• Exercise aim: What is needed is the number of lines below that contain the word "Detected", with no other output.

━━━ Data provided

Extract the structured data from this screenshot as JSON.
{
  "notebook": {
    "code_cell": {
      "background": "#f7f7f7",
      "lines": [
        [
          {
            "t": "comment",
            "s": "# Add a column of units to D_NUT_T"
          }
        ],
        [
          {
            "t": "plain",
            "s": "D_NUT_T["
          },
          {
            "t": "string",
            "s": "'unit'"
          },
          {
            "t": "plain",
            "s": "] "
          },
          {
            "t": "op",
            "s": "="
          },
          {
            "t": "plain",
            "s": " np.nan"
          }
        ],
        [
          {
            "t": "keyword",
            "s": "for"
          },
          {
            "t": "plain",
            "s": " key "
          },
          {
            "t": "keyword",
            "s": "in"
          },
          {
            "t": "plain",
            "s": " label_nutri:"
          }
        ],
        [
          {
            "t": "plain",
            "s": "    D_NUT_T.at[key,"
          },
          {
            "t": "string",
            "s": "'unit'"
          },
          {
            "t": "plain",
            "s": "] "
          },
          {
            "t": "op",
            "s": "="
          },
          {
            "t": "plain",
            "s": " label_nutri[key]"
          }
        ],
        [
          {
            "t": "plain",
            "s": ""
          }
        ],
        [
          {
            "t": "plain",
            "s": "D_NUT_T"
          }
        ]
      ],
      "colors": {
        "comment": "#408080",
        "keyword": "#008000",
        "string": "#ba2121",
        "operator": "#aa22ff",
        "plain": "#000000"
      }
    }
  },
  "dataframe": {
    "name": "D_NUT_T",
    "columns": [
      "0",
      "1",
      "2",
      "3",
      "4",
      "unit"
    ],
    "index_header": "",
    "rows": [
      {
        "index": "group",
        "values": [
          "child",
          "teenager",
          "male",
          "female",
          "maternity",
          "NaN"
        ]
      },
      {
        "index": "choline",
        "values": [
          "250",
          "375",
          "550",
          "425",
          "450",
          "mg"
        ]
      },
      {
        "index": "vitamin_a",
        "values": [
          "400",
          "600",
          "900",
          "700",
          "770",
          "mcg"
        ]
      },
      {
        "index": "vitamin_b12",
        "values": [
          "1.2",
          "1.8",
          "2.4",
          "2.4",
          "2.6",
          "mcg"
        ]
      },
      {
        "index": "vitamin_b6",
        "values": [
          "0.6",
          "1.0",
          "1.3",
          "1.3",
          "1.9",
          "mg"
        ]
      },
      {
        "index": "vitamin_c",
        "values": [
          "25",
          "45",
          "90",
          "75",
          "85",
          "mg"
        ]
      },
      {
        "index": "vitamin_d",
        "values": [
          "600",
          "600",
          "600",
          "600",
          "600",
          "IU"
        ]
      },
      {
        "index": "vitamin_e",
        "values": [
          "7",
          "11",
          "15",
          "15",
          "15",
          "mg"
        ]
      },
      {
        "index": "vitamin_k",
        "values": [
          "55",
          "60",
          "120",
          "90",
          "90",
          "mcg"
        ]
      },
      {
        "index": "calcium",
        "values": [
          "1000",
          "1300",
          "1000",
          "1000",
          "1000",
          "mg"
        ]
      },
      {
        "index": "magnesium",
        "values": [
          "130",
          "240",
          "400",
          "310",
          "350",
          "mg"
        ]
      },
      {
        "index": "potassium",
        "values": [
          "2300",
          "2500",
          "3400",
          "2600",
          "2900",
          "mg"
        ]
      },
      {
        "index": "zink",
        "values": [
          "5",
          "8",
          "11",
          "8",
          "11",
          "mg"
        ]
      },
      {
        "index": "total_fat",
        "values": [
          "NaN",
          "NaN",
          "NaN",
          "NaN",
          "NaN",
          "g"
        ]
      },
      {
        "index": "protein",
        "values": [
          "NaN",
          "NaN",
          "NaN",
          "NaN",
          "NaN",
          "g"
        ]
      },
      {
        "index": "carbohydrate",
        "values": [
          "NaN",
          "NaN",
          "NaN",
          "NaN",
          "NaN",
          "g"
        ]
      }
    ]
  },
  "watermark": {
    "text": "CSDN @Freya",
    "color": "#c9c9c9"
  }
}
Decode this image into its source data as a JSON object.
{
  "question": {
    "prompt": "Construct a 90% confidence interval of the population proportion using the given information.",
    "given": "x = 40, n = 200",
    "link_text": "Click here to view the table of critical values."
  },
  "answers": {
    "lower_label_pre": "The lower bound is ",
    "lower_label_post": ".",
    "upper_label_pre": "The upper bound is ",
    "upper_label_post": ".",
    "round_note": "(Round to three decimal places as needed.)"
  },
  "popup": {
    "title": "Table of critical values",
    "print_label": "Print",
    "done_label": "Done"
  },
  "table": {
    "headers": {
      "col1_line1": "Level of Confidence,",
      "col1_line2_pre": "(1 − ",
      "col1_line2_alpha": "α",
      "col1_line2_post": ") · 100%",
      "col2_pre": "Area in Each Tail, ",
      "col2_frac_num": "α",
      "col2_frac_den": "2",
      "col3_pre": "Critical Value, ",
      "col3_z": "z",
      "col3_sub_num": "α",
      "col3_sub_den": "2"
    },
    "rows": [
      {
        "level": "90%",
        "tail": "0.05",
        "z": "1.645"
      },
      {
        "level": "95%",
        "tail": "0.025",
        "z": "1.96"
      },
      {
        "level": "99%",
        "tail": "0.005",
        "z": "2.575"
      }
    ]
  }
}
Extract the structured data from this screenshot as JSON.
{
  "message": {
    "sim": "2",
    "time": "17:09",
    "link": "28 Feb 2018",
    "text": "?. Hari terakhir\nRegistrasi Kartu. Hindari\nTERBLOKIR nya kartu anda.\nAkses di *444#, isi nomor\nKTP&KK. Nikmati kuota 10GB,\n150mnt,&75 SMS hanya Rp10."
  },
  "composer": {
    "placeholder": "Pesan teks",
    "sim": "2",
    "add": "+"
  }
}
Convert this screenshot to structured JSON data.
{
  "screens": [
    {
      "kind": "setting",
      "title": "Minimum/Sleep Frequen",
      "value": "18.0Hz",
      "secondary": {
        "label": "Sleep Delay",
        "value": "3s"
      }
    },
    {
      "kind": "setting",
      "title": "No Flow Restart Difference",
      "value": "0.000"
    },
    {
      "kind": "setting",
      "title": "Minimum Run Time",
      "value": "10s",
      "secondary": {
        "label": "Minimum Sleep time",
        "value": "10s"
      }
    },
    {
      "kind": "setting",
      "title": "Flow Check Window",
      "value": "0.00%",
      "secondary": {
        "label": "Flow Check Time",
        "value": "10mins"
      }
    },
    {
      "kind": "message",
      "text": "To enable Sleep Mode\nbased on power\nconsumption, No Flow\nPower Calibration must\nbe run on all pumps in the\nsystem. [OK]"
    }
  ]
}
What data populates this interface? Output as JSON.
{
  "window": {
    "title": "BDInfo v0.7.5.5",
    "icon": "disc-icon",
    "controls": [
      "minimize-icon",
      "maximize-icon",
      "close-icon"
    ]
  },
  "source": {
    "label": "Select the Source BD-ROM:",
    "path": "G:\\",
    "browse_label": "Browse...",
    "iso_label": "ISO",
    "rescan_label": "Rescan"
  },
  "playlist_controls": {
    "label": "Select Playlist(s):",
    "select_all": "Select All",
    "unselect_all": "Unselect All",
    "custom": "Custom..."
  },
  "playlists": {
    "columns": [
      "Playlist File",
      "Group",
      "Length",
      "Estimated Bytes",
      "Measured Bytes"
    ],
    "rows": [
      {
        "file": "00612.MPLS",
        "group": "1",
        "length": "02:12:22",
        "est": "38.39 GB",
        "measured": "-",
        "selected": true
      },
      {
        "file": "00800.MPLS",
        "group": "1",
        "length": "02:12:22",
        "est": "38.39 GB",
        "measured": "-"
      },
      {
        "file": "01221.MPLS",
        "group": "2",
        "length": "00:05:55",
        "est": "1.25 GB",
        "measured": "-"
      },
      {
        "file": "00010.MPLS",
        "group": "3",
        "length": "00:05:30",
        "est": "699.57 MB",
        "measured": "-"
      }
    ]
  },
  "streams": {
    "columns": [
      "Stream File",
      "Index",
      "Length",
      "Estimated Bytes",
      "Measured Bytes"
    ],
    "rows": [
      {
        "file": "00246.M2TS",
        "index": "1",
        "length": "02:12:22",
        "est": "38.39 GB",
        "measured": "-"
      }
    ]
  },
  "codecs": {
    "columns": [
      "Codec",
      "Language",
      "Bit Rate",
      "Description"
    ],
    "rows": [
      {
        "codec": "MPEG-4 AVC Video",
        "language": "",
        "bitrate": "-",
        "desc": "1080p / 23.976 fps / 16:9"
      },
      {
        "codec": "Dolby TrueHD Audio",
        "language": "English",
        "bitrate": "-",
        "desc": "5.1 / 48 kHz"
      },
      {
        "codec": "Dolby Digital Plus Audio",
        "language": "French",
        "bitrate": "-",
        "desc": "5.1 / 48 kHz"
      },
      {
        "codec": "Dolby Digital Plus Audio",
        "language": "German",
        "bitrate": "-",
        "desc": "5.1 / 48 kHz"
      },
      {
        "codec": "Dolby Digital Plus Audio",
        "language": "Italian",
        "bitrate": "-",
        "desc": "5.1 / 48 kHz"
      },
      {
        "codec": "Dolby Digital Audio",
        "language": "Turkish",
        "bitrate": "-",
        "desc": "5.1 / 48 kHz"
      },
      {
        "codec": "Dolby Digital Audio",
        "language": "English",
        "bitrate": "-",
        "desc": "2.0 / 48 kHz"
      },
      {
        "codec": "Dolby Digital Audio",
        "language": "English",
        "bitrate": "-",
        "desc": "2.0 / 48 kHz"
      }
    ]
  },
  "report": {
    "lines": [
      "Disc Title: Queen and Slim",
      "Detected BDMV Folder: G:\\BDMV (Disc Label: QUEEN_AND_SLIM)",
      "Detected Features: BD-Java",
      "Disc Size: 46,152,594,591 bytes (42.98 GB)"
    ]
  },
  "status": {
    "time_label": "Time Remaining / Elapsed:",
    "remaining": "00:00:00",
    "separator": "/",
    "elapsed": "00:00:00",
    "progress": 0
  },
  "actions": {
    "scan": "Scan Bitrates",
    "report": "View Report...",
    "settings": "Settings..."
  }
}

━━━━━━

• Solution to the problem: 2